Herb Williams, ‘05

SS Water Supply Corp.
General Manager
LaVernia, Texas
B.S. Management/Human Resources
The military encourages earning a degree, but it wasn’t until my 28th year in the Air Force that I decided to go for it. Despite my 30 years of engineering experience in the military, I knew a degree was a prerequisite for managerial positions in the civilian world. With my degree, my confidence soared along with job offers. Today, I ensure potable water for more than 20,000 people. When I started, infrastructure was deficient and I was told improvements weren’t possible without loans. When I’m told I can’t do something, I like to prove people wrong. So I forged new operating tariffs to collect capital improvement fees from developers building subdivisions in our area. Ultimately, my company made $10.5 million in improvements without borrowing    a dime.

 

Kristi Kratzer Suderman, ‘06

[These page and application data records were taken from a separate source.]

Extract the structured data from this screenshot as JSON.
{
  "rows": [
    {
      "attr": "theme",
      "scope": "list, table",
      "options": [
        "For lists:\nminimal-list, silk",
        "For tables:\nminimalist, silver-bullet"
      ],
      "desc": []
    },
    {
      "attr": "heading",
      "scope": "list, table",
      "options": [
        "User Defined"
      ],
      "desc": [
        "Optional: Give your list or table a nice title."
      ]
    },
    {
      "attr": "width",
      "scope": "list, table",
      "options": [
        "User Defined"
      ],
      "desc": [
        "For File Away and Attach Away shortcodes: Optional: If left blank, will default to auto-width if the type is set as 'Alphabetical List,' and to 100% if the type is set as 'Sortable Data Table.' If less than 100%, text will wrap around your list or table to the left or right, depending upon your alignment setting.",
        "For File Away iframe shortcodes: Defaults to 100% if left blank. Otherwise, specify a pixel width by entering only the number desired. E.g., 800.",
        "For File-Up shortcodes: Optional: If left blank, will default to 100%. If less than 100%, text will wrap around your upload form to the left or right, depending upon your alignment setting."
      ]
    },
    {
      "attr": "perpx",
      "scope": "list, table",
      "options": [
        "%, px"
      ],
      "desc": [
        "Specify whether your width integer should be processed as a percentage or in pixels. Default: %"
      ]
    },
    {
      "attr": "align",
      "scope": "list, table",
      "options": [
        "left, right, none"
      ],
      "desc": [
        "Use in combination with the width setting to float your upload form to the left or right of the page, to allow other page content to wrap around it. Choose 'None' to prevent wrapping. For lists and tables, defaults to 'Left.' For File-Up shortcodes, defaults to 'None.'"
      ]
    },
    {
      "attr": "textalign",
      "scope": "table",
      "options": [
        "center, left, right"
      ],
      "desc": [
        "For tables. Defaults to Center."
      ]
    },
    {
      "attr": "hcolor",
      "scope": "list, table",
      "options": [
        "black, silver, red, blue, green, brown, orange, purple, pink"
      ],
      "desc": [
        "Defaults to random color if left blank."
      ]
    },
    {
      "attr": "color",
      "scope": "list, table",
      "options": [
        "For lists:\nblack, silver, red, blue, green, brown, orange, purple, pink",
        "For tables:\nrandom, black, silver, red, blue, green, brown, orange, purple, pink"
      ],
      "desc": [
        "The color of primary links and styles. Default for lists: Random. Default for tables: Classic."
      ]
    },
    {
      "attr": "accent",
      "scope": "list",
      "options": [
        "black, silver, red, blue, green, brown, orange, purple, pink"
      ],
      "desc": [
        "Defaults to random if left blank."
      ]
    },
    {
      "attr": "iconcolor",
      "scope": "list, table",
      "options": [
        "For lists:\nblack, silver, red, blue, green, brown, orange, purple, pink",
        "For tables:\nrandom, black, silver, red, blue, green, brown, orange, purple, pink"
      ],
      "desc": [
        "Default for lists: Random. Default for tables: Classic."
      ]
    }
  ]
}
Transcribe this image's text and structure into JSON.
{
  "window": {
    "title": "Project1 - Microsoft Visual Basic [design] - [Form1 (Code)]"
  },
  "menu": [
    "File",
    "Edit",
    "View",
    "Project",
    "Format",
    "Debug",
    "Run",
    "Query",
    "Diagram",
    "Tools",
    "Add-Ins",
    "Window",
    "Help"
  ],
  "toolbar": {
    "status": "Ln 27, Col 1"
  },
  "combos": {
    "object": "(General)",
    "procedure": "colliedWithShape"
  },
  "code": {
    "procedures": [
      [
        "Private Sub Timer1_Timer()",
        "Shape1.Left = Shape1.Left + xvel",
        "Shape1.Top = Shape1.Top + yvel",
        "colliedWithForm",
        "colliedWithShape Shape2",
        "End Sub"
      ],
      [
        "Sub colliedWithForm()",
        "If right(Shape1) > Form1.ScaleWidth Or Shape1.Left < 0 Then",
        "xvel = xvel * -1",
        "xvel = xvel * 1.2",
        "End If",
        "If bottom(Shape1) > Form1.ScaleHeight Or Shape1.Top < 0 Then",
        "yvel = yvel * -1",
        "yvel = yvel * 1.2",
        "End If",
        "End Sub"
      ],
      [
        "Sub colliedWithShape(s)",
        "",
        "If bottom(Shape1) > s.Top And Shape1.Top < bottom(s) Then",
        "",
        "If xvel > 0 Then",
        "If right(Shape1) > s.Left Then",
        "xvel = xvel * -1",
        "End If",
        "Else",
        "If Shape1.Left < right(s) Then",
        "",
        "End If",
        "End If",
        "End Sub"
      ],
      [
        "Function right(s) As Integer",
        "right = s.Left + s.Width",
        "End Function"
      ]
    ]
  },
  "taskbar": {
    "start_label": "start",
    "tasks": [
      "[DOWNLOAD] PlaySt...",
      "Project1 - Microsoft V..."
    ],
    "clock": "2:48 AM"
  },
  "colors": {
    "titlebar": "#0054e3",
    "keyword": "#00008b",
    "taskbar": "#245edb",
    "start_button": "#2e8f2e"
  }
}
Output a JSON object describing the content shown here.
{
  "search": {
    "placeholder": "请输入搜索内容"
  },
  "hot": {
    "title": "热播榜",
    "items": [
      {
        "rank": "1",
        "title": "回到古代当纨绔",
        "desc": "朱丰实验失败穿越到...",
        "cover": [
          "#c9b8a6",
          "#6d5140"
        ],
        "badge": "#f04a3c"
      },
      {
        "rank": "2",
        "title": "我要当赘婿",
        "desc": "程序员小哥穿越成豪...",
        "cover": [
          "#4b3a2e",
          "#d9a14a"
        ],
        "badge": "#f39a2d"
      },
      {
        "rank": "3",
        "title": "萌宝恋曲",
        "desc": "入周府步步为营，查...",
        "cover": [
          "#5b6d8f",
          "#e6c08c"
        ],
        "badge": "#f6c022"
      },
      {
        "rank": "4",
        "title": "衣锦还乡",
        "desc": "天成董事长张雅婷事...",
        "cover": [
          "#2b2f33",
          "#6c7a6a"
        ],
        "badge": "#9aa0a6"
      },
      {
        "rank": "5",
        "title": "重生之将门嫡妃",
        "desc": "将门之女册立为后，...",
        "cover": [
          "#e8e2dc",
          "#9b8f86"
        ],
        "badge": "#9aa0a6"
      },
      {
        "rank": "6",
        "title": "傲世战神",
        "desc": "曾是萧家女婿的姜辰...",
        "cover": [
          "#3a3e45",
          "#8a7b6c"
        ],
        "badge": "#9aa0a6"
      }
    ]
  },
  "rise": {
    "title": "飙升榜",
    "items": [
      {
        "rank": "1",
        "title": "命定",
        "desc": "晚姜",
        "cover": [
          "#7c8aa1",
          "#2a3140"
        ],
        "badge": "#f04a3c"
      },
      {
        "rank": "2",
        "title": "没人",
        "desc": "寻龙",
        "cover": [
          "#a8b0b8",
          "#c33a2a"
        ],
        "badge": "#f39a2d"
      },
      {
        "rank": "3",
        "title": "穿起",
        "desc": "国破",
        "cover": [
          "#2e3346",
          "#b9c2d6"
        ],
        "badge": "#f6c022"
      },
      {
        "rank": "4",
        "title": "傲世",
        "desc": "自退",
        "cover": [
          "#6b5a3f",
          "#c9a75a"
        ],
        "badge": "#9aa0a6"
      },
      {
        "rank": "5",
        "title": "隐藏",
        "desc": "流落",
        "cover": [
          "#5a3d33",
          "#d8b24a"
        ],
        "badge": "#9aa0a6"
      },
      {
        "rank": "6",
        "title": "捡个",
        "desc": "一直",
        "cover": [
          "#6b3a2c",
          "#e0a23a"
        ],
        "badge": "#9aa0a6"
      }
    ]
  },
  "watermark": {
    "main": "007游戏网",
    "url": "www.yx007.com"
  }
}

KCP&L
Senior Advisor, Customer Relations
Kansas City, Mo.
B.A. Business Administration
I remember sitting in a statistics class and  thinking I’ll never need any of this. As it turns out, I monitor statistical reports every day to identify issues, resolve complaints and determine where to focus strategies to ensure customer satisfaction and regulatory compliance. I’ve learned that numbers are the bottom line and matter quite a bit in the real world. When I’m not pouring over the data or responding to customer needs, I deliver presentations on energy efficiency to community groups and government agencies. I was fortunate to gain experience working part time at KCP&L as a customer care advocate while attending Park, and ultimately move into a full-time leadership role.

 

Jason Mittendorf, ‘98

Cerner Corporation
Engagement Leader
Kansas City, Mo.
B.A. Business Administration
From hospice to skilled nursing facilities, I’ve led the successful implementation of Cerner’s health care software for more than 40 home care clients. Each project is definitely a lot of work, from initial consultation to planning and training. Fortunately, Cerner is a highly collaborative environment with a strong work ethic. Our clients are dedicated to very important work that impacts the lives of millions of people. That’s why it’s rewarding to lead teams in providing innovative software that help clinicians and staff better serve patients by more efficiently capturing and tracking patient data. Managing software implementation — or any major project — is a complex process that demands clear, measurable goals and constant communication to make sure everyone involved is on the same page.

 



 

1 | 2 | 3 | 4